The current weir, located at the mouth of Cowichan Lake in the Town of Lake Cowichan, was built in the 1950s to provide industrial water storage for the Catalyst pulp and paper mill in Crofton.
The original purpose and design of the weir was to store the necessary water based on the need for process water to run the mill’s operations.
But the weir was not designed to hold the additional and necessary volume of water to sustain the river flows that are now needed, nor does it meet today’s engineering standards required for expansion of storage capacity.
The control structure — including the weir, boat lock, and gates — is no longer capable of satisfying the current and future needs.
In 2019, after one of the worst droughts in the region in decades, Catalyst had to begin pumping water into the Cowichan River over the weir on Aug. 29 for several weeks to maintain water flows in the river and save the river’s fish populations.
It was the first time the company has had to take such action since the weir was first constructed.
According to the CVRD’s website, the preliminary design of the new weir will not only store adequate water to sustain the river flow, but will also allow regulated extraction from the system, in particular during dry seasons.
Upgraded monitoring systems will be used and designed to allow for the structure to be managed within very tight environmental constraints to be adaptive and responsive to environmental and climatic conditions.
The new structure will also be designed to adjust to a potential emergency release of water due to the necessity to store water much earlier in the season.
This is a much higher level of control than the existing infrastructure is capable of and will require a much more refined control structure moderating the spilling of the limited water resources.
The existing weir will also have to be carefully removed at or about the same time as the new infrastructure is built.
This will require environmental impact analysis and engineering to identify both the best process to do this and if any repurposing of the existing system is possible.
Project manager Leroy Van Wieren said a number of studies have yet to be completed, and some bureaucratic details still have to be dealt with before shovels go into the ground to construct the new weir.
He said he expects the construction of the new weir, whose total cost has yet to determined, should begin in 2024, and it should take less than a year to complete.

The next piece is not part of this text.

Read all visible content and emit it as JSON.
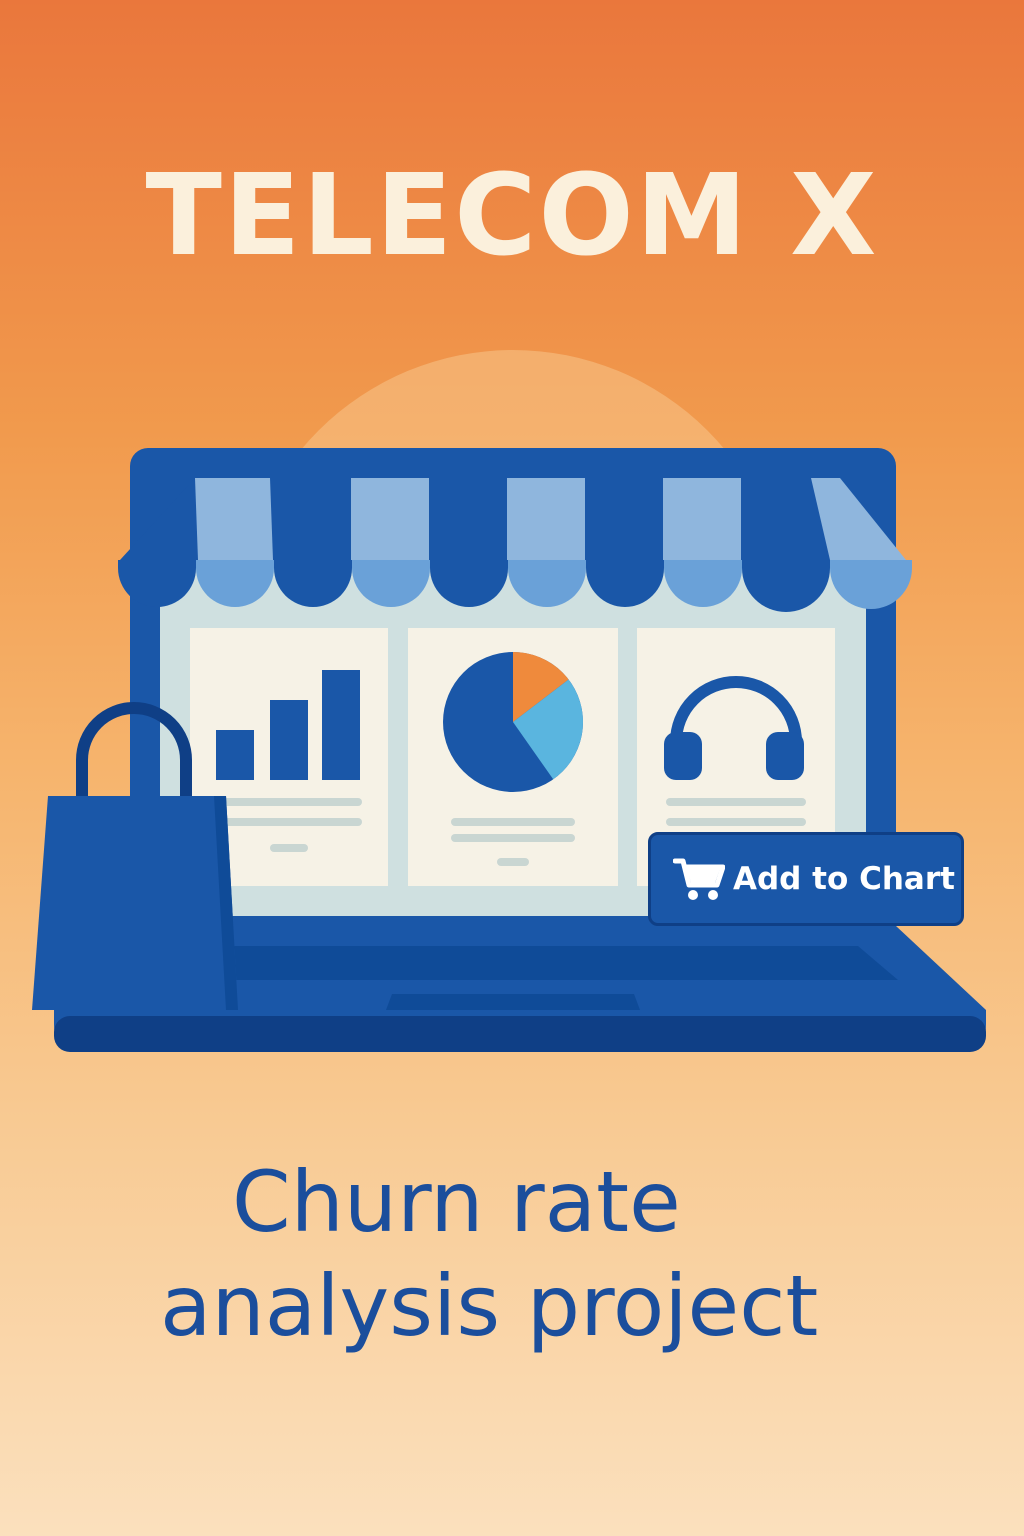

The live online presentation on Dec. 10 (visit cowichanlakeweir.ca for a link to the presentation) will run from 6 p.m. to 7 p.m., and a Q and A will follow from 7 p.m. to 8 p.m.
The call-in number is 1-844-992-4726, and the call-in access code is 146 385 7474.